» THE PROBLEM:
Each line of the records below that includes "down" adds one to the count; state the final count by itself.

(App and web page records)
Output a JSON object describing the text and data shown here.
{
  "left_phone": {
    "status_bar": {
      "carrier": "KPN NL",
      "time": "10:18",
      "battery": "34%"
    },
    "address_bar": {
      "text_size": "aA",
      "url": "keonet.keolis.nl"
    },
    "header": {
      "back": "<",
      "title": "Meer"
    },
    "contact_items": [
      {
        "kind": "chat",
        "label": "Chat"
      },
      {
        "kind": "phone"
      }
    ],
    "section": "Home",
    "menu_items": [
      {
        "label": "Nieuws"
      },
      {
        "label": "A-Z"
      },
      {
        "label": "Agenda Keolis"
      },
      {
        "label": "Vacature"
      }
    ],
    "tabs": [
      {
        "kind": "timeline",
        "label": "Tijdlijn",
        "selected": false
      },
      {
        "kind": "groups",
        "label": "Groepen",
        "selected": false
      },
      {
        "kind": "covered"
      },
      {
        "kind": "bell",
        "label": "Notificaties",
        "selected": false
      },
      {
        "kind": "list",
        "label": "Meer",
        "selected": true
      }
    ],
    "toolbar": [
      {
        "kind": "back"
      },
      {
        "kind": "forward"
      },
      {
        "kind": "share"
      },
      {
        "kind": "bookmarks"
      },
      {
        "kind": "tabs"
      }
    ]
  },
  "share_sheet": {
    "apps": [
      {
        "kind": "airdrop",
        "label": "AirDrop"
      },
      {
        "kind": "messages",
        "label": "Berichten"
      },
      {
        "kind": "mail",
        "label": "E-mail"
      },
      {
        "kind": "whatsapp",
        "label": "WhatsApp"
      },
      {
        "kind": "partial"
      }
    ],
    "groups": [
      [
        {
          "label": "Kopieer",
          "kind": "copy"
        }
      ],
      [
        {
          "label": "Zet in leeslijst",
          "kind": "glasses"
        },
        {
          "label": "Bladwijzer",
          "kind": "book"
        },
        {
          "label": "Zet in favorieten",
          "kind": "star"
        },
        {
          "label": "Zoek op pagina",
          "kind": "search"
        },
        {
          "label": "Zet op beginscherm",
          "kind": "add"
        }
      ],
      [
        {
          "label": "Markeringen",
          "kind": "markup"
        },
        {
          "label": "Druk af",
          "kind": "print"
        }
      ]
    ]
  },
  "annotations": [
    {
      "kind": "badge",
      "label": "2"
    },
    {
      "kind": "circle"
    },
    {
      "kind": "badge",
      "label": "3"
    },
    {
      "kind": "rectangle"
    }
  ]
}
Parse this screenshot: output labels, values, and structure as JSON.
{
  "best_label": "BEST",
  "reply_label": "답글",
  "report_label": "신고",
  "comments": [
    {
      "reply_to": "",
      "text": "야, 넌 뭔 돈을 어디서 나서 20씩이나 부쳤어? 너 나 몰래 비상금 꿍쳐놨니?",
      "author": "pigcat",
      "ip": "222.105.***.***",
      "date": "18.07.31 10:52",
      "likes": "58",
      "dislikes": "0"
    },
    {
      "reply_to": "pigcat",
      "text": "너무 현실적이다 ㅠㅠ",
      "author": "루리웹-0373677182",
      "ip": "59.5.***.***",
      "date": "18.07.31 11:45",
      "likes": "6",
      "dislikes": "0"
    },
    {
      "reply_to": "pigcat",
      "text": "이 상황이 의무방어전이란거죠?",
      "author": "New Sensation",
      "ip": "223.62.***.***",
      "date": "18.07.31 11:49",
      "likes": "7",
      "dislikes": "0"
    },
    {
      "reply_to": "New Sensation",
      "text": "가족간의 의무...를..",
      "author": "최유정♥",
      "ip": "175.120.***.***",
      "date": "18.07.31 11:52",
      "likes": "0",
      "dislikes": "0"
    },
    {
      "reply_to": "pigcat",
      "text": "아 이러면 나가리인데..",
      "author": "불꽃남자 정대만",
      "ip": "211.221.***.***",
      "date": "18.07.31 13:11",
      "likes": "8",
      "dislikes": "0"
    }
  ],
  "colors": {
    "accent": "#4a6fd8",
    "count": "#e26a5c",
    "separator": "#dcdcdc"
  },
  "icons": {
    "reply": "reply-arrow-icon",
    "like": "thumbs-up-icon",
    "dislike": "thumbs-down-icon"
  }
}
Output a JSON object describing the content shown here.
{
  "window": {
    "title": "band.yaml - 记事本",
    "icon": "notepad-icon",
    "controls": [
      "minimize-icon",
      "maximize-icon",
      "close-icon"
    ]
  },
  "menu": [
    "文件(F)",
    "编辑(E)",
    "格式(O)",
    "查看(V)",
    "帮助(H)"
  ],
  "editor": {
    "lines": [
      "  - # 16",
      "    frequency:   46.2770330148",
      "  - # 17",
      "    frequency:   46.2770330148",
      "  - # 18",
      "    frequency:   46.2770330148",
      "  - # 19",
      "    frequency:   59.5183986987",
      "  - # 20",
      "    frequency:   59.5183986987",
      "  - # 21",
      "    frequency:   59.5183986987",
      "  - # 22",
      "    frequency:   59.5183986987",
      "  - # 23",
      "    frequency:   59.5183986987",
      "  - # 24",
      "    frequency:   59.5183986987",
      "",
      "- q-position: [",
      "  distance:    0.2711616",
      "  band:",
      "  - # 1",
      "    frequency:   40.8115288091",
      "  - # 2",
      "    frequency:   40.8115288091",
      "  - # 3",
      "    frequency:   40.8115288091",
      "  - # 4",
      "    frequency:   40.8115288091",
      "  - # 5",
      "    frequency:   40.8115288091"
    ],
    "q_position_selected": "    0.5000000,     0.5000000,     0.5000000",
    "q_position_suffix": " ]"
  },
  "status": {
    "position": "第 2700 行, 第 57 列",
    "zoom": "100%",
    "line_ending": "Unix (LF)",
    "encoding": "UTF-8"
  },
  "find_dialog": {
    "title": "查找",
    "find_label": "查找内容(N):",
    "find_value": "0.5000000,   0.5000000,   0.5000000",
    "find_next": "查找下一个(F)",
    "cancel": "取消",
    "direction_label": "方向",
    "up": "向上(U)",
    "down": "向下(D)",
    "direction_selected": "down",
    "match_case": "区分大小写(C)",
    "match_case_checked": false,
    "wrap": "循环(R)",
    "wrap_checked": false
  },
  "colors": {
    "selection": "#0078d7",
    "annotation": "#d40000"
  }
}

» TASK SOLUTION:
3